COW BAY, N.S. -- The first day of summer delivered full-fledged heat on Saturday. With heat warnings in effect for most of the Maritimes, Halifax Regional Municipality was one of many regions experiencing temperatures that surpassed 30 degrees. While all Haligonians experienced the heat – their levels of enjoyment varied.

Beaches, such as Rainbow Haven in Cow Bay, N.S., were busy spots for those seeking a way to cool off on the unusually hot day.

"We came early to the beach today to get away from the really hot afternoon sun," said beachgoer, Ghislain Saulnier, who visited in the morning before temperatures became too hot.

Meanwhile, others were thankful to catch some sunny rays.

"In the middle of the winter, when everything was going on, I thought 'will I ever get to the beach this summer?'" said beachgoer, Andrea Osmond. "I'm super excited to be here."

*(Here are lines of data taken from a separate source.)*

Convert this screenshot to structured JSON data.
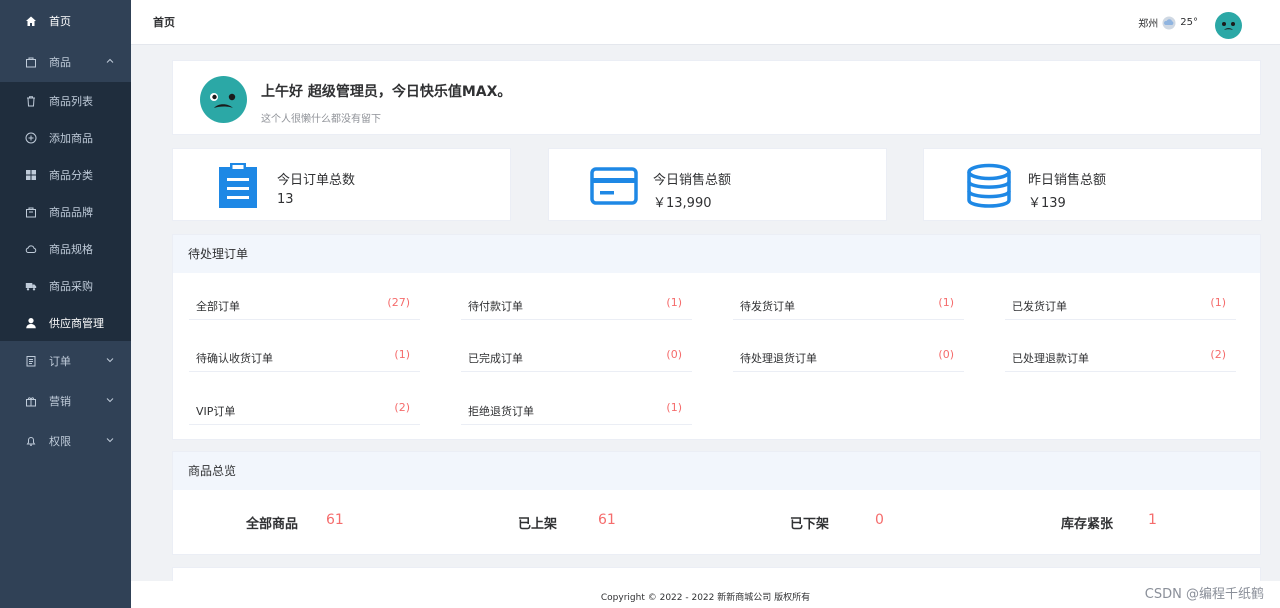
{
  "sidebar": {
    "home": "首页",
    "goods": "商品",
    "goods_items": [
      "商品列表",
      "添加商品",
      "商品分类",
      "商品品牌",
      "商品规格",
      "商品采购",
      "供应商管理"
    ],
    "orders": "订单",
    "marketing": "营销",
    "permissions": "权限"
  },
  "topbar": {
    "breadcrumb": "首页",
    "city": "郑州",
    "temp": "25°",
    "weather_icon": "cloud-icon"
  },
  "welcome": {
    "greeting": "上午好 超级管理员，今日快乐值MAX。",
    "signature": "这个人很懒什么都没有留下"
  },
  "stats": [
    {
      "label": "今日订单总数",
      "value": "13",
      "icon": "clipboard-icon"
    },
    {
      "label": "今日销售总额",
      "value": "￥13,990",
      "icon": "card-icon"
    },
    {
      "label": "昨日销售总额",
      "value": "￥139",
      "icon": "database-icon"
    }
  ],
  "orders": {
    "title": "待处理订单",
    "items": [
      {
        "label": "全部订单",
        "count": "(27)"
      },
      {
        "label": "待付款订单",
        "count": "(1)"
      },
      {
        "label": "待发货订单",
        "count": "(1)"
      },
      {
        "label": "已发货订单",
        "count": "(1)"
      },
      {
        "label": "待确认收货订单",
        "count": "(1)"
      },
      {
        "label": "已完成订单",
        "count": "(0)"
      },
      {
        "label": "待处理退货订单",
        "count": "(0)"
      },
      {
        "label": "已处理退款订单",
        "count": "(2)"
      },
      {
        "label": "VIP订单",
        "count": "(2)"
      },
      {
        "label": "拒绝退货订单",
        "count": "(1)"
      }
    ]
  },
  "goods": {
    "title": "商品总览",
    "items": [
      {
        "label": "全部商品",
        "value": "61"
      },
      {
        "label": "已上架",
        "value": "61"
      },
      {
        "label": "已下架",
        "value": "0"
      },
      {
        "label": "库存紧张",
        "value": "1"
      }
    ]
  },
  "footer": "Copyright © 2022 - 2022  新新商城公司 版权所有",
  "watermark": "CSDN @编程千纸鹤",
  "colors": {
    "accent": "#1e88e5",
    "danger": "#f56c6c",
    "sidebar": "#304156"
  }
}
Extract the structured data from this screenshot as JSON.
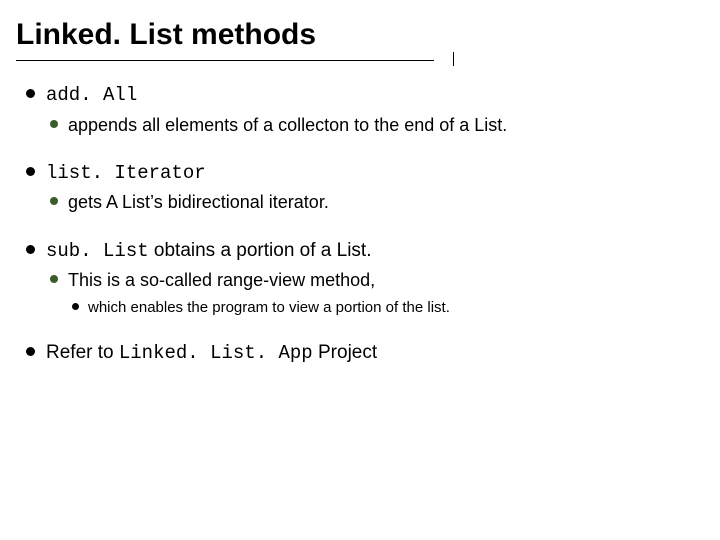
{
  "title": "Linked. List methods",
  "items": [
    {
      "head_code": "add. All",
      "sub": [
        {
          "text": "appends all elements of a collecton to the end of a List."
        }
      ]
    },
    {
      "head_code": "list. Iterator",
      "sub": [
        {
          "text": "gets A List’s bidirectional iterator."
        }
      ]
    },
    {
      "head_code": "sub. List",
      "head_text_after": " obtains a portion of a List.",
      "sub": [
        {
          "text": "This is a so-called range-view method,",
          "sub": [
            {
              "text": "which enables the program to view a portion of the list."
            }
          ]
        }
      ]
    },
    {
      "head_text_before": "Refer to ",
      "head_code": "Linked. List. App",
      "head_text_after": " Project"
    }
  ]
}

Despite large crowds at the beach, most visitors were practicing physical distancing – respecting Nova Scotia's COVID-19 protocol.

However, the sun-drenched Saturday wasn't a day at the beach for everyone.

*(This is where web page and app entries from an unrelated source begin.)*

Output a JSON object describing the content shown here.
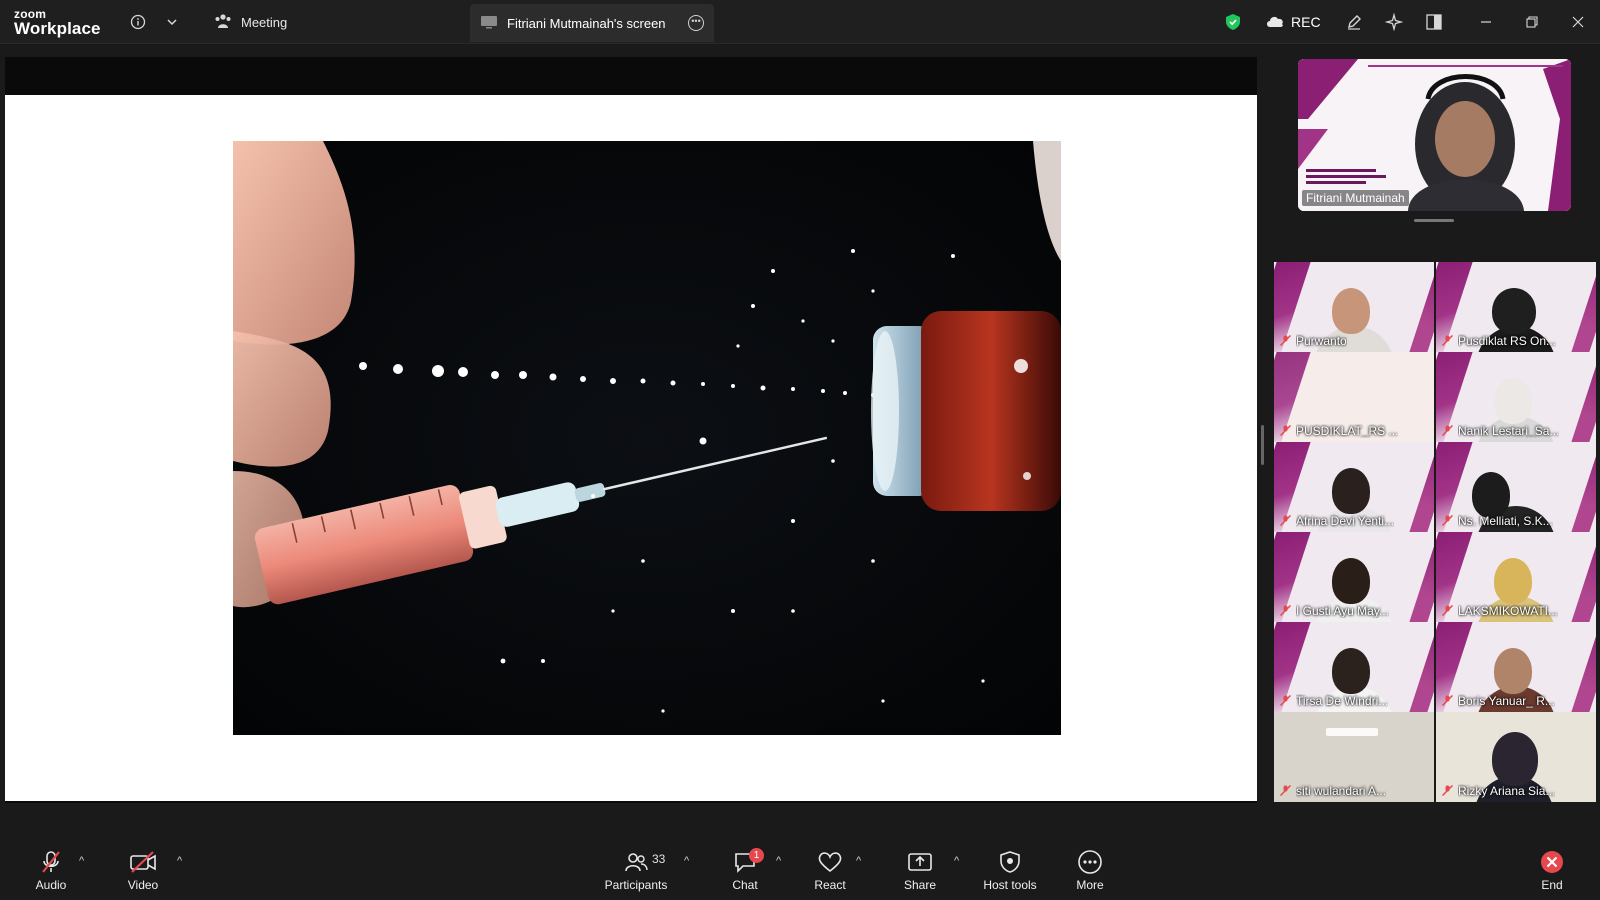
{
  "app": {
    "logo_top": "zoom",
    "logo_bottom": "Workplace",
    "meeting_tab": "Meeting",
    "share_tab": "Fitriani Mutmainah's screen",
    "rec_label": "REC"
  },
  "icons": {
    "info": "info-icon",
    "dropdown": "chevron-down-icon",
    "meeting": "meeting-icon",
    "screen": "screen-share-icon",
    "more": "more-icon",
    "shield": "shield-icon",
    "cloud": "cloud-icon",
    "pen": "pen-icon",
    "sparkle": "sparkle-icon",
    "layout": "layout-icon",
    "minimize": "minimize-icon",
    "restore": "restore-icon",
    "close": "close-icon"
  },
  "colors": {
    "accent_green": "#22c55e",
    "brand_purple": "#8b1f74",
    "mute_red": "#e5484d",
    "end_red": "#e5484d"
  },
  "speaker": {
    "name": "Fitriani Mutmainah"
  },
  "participants": [
    {
      "name": "Purwanto"
    },
    {
      "name": "Pusdiklat RS On..."
    },
    {
      "name": "PUSDIKLAT_RS ..."
    },
    {
      "name": "Nanik Lestari_Sa..."
    },
    {
      "name": "Afrina Devi Yenti..."
    },
    {
      "name": "Ns. Melliati, S.K..."
    },
    {
      "name": "I Gusti Ayu May..."
    },
    {
      "name": "LAKSMIKOWATI..."
    },
    {
      "name": "Tirsa De Windri..."
    },
    {
      "name": "Boris Yanuar_ R..."
    },
    {
      "name": "siti wulandari A..."
    },
    {
      "name": "Rizky Ariana Sia..."
    }
  ],
  "toolbar": {
    "audio": "Audio",
    "video": "Video",
    "participants": "Participants",
    "participants_count": "33",
    "chat": "Chat",
    "chat_badge": "1",
    "react": "React",
    "share": "Share",
    "host_tools": "Host tools",
    "more": "More",
    "end": "End"
  }
}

For employees at a warehouse in Halifax, it was business as usual – despite the oppressive heat.

"Hard labour – we're at that warehouse, loading customers up, loading wood, driving forklifts in the heat," said one employee. "It's hot man – it can be brutal."

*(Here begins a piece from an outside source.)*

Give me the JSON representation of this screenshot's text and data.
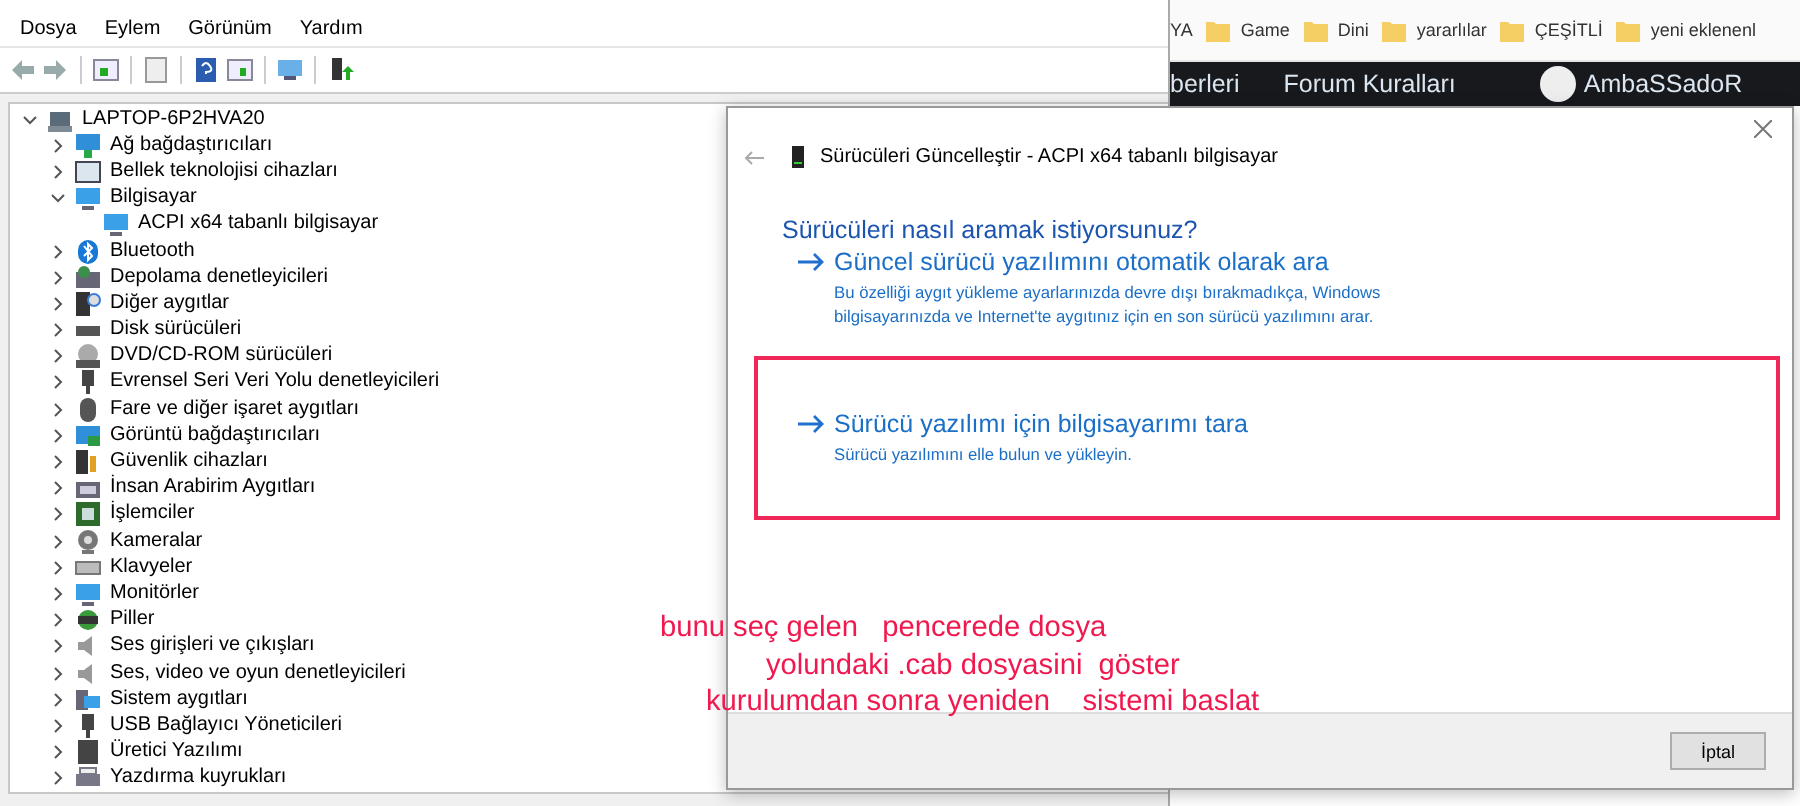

In an attempt to beat the heat, the employees took a break to visit a local ice cream businesses; however, even the ice cream business was having trouble staying cool.

"We installed A.C. yesterday because we couldn't be there inside. It was so hot – 42 degrees inside," said Sweet Ideas owner, Irina Gaevsky, whose food truck has been unbearably hot. "So, we hope it will bring the people to us today to try our cool treats."

Not surprisingly, air conditioners were a hot commodity at hardware stores.

"Fans and air conditioners are the number one thing," says Home Hardware manager, Tina Chiasson of recent best-sellers. "Garden hoses, lawn sprinklers – anything to make things wet or cool down."

With the hot temperatures coinciding with an international health pandemic, Chiasson says those stuck at home are looking for products to keep them cool and busy.

"Between the beach and park, and being at home, they've made their gardens their havens," says Chiasson. "Now, they want air conditioners to stay cool inside."

Unfortunately, for those without a place to call home, enduring hot summer months can be just as tough as living through frigid winters – making services offered by local shelters especially important.

"In the winter, those who are homeless find it hard to get out; but in the summer, it's easier to get around, so our numbers tend to get much higher," says Souls Harbour Rescue Mission chief thankfulness officer, Gregory Martell. "We are serving, right now, an average of 150-200 people daily."

While the dining room and shelter is closed due to COVID-19 regulations, Souls Harbour Rescue Mission continues to hand out meals – with an emphasis on keeping guests hydrated.

"We provide them with extra water and juice," says Martell. "We like to make sure our guests are well hydrated."

Meanwhile, heat warnings are expected to remain in effect across the Maritimes for Sunday as well, as high temperatures continue. Despite a slight evening breeze on Saturday, it seems Maritimers have another hot day to anticipate.